▶ TASK PROMPT
Repeat each entry exactly.

(Beginning of MATERIAL SHOWN)

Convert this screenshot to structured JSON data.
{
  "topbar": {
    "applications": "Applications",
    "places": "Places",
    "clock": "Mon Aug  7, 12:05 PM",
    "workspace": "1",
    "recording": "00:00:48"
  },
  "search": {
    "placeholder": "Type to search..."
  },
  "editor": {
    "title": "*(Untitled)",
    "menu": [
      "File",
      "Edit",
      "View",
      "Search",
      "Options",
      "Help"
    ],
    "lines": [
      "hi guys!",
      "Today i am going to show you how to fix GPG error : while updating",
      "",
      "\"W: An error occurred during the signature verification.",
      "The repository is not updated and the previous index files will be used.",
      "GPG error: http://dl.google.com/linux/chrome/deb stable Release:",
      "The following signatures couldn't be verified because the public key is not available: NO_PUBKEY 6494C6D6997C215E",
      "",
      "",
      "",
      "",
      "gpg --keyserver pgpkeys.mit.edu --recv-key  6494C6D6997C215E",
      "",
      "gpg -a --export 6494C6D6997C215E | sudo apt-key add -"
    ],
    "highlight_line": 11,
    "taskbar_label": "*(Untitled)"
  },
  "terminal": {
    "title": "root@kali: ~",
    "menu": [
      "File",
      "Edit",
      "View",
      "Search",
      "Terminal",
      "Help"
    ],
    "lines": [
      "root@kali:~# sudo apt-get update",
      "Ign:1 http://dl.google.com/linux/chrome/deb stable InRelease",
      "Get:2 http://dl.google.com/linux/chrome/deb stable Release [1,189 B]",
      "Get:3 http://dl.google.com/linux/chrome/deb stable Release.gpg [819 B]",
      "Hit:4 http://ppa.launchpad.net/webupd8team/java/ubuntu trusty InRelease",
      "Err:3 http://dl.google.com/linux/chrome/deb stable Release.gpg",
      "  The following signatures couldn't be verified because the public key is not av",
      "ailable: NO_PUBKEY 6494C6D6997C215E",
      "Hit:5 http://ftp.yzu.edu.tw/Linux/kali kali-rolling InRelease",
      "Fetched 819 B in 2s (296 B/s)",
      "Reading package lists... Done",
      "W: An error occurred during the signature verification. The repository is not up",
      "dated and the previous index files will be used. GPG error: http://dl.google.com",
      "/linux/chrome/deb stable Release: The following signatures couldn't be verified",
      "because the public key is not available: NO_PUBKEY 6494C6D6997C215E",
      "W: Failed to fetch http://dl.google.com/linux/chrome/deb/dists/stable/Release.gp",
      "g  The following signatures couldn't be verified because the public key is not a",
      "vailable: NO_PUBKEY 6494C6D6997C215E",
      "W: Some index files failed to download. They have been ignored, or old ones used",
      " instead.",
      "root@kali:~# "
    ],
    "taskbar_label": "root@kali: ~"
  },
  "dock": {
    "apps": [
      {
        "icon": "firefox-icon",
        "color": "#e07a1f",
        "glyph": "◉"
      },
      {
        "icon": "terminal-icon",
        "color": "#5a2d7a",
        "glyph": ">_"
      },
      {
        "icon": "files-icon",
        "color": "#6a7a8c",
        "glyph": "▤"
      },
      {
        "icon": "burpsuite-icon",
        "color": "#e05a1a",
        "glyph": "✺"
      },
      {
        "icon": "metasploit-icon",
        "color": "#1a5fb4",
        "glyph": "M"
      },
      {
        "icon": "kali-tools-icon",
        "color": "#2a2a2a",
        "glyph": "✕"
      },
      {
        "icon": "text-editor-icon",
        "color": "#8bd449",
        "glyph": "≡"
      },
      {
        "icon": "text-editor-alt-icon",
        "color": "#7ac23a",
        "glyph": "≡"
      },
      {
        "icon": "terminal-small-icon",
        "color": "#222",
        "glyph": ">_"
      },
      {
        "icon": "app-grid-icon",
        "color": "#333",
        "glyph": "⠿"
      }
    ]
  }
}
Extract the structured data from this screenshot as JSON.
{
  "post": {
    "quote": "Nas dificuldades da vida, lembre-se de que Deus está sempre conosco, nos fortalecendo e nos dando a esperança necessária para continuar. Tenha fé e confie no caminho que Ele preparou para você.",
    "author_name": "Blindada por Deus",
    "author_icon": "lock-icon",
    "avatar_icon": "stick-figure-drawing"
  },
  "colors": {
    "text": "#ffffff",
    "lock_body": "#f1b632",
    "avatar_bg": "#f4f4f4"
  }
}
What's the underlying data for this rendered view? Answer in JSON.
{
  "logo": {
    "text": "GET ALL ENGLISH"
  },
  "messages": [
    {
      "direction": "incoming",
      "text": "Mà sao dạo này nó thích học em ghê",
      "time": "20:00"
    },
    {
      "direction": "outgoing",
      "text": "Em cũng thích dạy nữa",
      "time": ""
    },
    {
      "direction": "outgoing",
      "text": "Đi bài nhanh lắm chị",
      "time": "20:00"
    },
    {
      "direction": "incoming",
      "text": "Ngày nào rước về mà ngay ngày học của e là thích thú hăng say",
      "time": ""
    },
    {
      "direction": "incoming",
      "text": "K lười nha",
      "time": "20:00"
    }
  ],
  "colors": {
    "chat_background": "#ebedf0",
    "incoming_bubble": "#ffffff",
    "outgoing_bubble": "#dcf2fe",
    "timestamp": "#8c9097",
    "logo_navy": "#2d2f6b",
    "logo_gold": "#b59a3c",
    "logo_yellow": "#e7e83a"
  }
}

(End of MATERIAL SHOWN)

▶ OUTPUT OF THE EXERCISE
Convert this screenshot to structured JSON data.
{
  "topbar": {
    "applications": "Applications",
    "places": "Places",
    "clock": "Mon Aug  7, 12:05 PM",
    "workspace": "1",
    "recording": "00:00:48"
  },
  "search": {
    "placeholder": "Type to search..."
  },
  "editor": {
    "title": "*(Untitled)",
    "menu": [
      "File",
      "Edit",
      "View",
      "Search",
      "Options",
      "Help"
    ],
    "lines": [
      "hi guys!",
      "Today i am going to show you how to fix GPG error : while updating",
      "",
      "\"W: An error occurred during the signature verification.",
      "The repository is not updated and the previous index files will be used.",
      "GPG error: http://dl.google.com/linux/chrome/deb stable Release:",
      "The following signatures couldn't be verified because the public key is not available: NO_PUBKEY 6494C6D6997C215E",
      "",
      "",
      "",
      "",
      "gpg --keyserver pgpkeys.mit.edu --recv-key  6494C6D6997C215E",
      "",
      "gpg -a --export 6494C6D6997C215E | sudo apt-key add -"
    ],
    "highlight_line": 11,
    "taskbar_label": "*(Untitled)"
  },
  "terminal": {
    "title": "root@kali: ~",
    "menu": [
      "File",
      "Edit",
      "View",
      "Search",
      "Terminal",
      "Help"
    ],
    "lines": [
      "root@kali:~# sudo apt-get update",
      "Ign:1 http://dl.google.com/linux/chrome/deb stable InRelease",
      "Get:2 http://dl.google.com/linux/chrome/deb stable Release [1,189 B]",
      "Get:3 http://dl.google.com/linux/chrome/deb stable Release.gpg [819 B]",
      "Hit:4 http://ppa.launchpad.net/webupd8team/java/ubuntu trusty InRelease",
      "Err:3 http://dl.google.com/linux/chrome/deb stable Release.gpg",
      "  The following signatures couldn't be verified because the public key is not av",
      "ailable: NO_PUBKEY 6494C6D6997C215E",
      "Hit:5 http://ftp.yzu.edu.tw/Linux/kali kali-rolling InRelease",
      "Fetched 819 B in 2s (296 B/s)",
      "Reading package lists... Done",
      "W: An error occurred during the signature verification. The repository is not up",
      "dated and the previous index files will be used. GPG error: http://dl.google.com",
      "/linux/chrome/deb stable Release: The following signatures couldn't be verified",
      "because the public key is not available: NO_PUBKEY 6494C6D6997C215E",
      "W: Failed to fetch http://dl.google.com/linux/chrome/deb/dists/stable/Release.gp",
      "g  The following signatures couldn't be verified because the public key is not a",
      "vailable: NO_PUBKEY 6494C6D6997C215E",
      "W: Some index files failed to download. They have been ignored, or old ones used",
      " instead.",
      "root@kali:~# "
    ],
    "taskbar_label": "root@kali: ~"
  },
  "dock": {
    "apps": [
      {
        "icon": "firefox-icon",
        "color": "#e07a1f",
        "glyph": "◉"
      },
      {
        "icon": "terminal-icon",
        "color": "#5a2d7a",
        "glyph": ">_"
      },
      {
        "icon": "files-icon",
        "color": "#6a7a8c",
        "glyph": "▤"
      },
      {
        "icon": "burpsuite-icon",
        "color": "#e05a1a",
        "glyph": "✺"
      },
      {
        "icon": "metasploit-icon",
        "color": "#1a5fb4",
        "glyph": "M"
      },
      {
        "icon": "kali-tools-icon",
        "color": "#2a2a2a",
        "glyph": "✕"
      },
      {
        "icon": "text-editor-icon",
        "color": "#8bd449",
        "glyph": "≡"
      },
      {
        "icon": "text-editor-alt-icon",
        "color": "#7ac23a",
        "glyph": "≡"
      },
      {
        "icon": "terminal-small-icon",
        "color": "#222",
        "glyph": ">_"
      },
      {
        "icon": "app-grid-icon",
        "color": "#333",
        "glyph": "⠿"
      }
    ]
  }
}
Extract the structured data from this screenshot as JSON.
{
  "post": {
    "quote": "Nas dificuldades da vida, lembre-se de que Deus está sempre conosco, nos fortalecendo e nos dando a esperança necessária para continuar. Tenha fé e confie no caminho que Ele preparou para você.",
    "author_name": "Blindada por Deus",
    "author_icon": "lock-icon",
    "avatar_icon": "stick-figure-drawing"
  },
  "colors": {
    "text": "#ffffff",
    "lock_body": "#f1b632",
    "avatar_bg": "#f4f4f4"
  }
}
What's the underlying data for this rendered view? Answer in JSON.
{
  "logo": {
    "text": "GET ALL ENGLISH"
  },
  "messages": [
    {
      "direction": "incoming",
      "text": "Mà sao dạo này nó thích học em ghê",
      "time": "20:00"
    },
    {
      "direction": "outgoing",
      "text": "Em cũng thích dạy nữa",
      "time": ""
    },
    {
      "direction": "outgoing",
      "text": "Đi bài nhanh lắm chị",
      "time": "20:00"
    },
    {
      "direction": "incoming",
      "text": "Ngày nào rước về mà ngay ngày học của e là thích thú hăng say",
      "time": ""
    },
    {
      "direction": "incoming",
      "text": "K lười nha",
      "time": "20:00"
    }
  ],
  "colors": {
    "chat_background": "#ebedf0",
    "incoming_bubble": "#ffffff",
    "outgoing_bubble": "#dcf2fe",
    "timestamp": "#8c9097",
    "logo_navy": "#2d2f6b",
    "logo_gold": "#b59a3c",
    "logo_yellow": "#e7e83a"
  }
}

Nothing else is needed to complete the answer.